Abstract: Many workers with low levels of educational attainment immigrated to the United States in recent decades. In a simple model exploiting comparative advantage we show that if less-educated foreign and native-born workers specialize in performing different tasks, immigration will cause natives to reallocate their task supply, thereby reducing downward wage pressure. We merge occupational task-intensity data from the O*NET and DOT data sets with individual Census data across US states from 1960-2000 to demonstrate that foreign-born workers specialize in occupations that require manual and physical labor skills while natives pursue jobs more intensive in communication and language tasks.
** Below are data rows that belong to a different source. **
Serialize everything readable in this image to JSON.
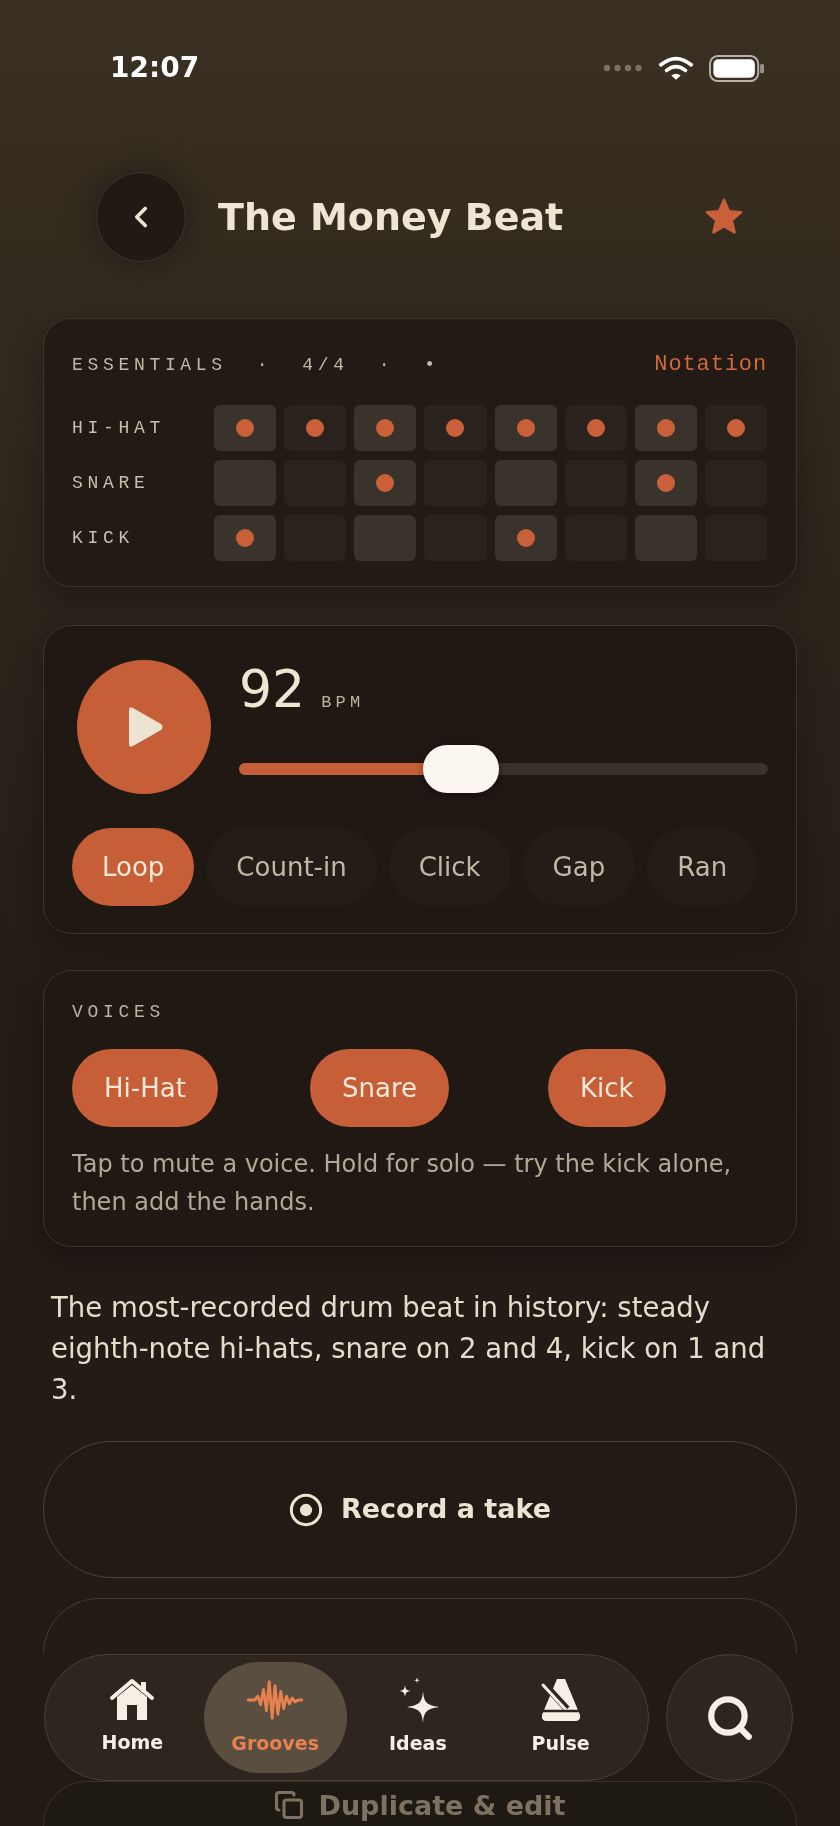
{
  "status_bar": {
    "time": "12:07"
  },
  "header": {
    "title": "The Money Beat",
    "favorite": true
  },
  "pattern": {
    "meta": [
      "ESSENTIALS",
      "·",
      "4/4",
      "·",
      "•"
    ],
    "notation_link": "Notation",
    "rows": [
      {
        "label": "HI-HAT",
        "steps": [
          {
            "on": true
          },
          {
            "on": true
          },
          {
            "on": true
          },
          {
            "on": true
          },
          {
            "on": true
          },
          {
            "on": true
          },
          {
            "on": true
          },
          {
            "on": true
          }
        ]
      },
      {
        "label": "SNARE",
        "steps": [
          {
            "on": false
          },
          {
            "on": false
          },
          {
            "on": true
          },
          {
            "on": false
          },
          {
            "on": false
          },
          {
            "on": false
          },
          {
            "on": true
          },
          {
            "on": false
          }
        ]
      },
      {
        "label": "KICK",
        "steps": [
          {
            "on": true
          },
          {
            "on": false
          },
          {
            "on": false
          },
          {
            "on": false
          },
          {
            "on": true
          },
          {
            "on": false
          },
          {
            "on": false
          },
          {
            "on": false
          }
        ]
      }
    ]
  },
  "tempo": {
    "bpm": "92",
    "unit": "BPM",
    "playing": false,
    "slider": {
      "level": 0.42
    },
    "options": [
      {
        "label": "Loop",
        "selected": true
      },
      {
        "label": "Count-in",
        "selected": false
      },
      {
        "label": "Click",
        "selected": false
      },
      {
        "label": "Gap",
        "selected": false
      },
      {
        "label": "Ran",
        "selected": false
      }
    ]
  },
  "voices": {
    "heading": "VOICES",
    "items": [
      {
        "label": "Hi-Hat",
        "muted": false
      },
      {
        "label": "Snare",
        "muted": false
      },
      {
        "label": "Kick",
        "muted": false
      }
    ],
    "hint": "Tap to mute a voice. Hold for solo — try the kick alone, then add the hands."
  },
  "description": "The most-recorded drum beat in history: steady eighth-note hi-hats, snare on 2 and 4, kick on 1 and 3.",
  "actions": [
    {
      "kind": "record",
      "label": "Record a take"
    },
    {
      "kind": "covered"
    }
  ],
  "tab_bar": {
    "items": [
      {
        "label": "Home",
        "selected": false
      },
      {
        "label": "Grooves",
        "selected": true
      },
      {
        "label": "Ideas",
        "selected": false
      },
      {
        "label": "Pulse",
        "selected": false
      }
    ]
  },
  "below_tab_bar": {
    "kind": "duplicate",
    "label": "Duplicate & edit"
  }
}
This increased specialization might explain why economic analyzes commonly find only modest wage and employment consequences of immigration for less-educated native-born workers across U.S. states.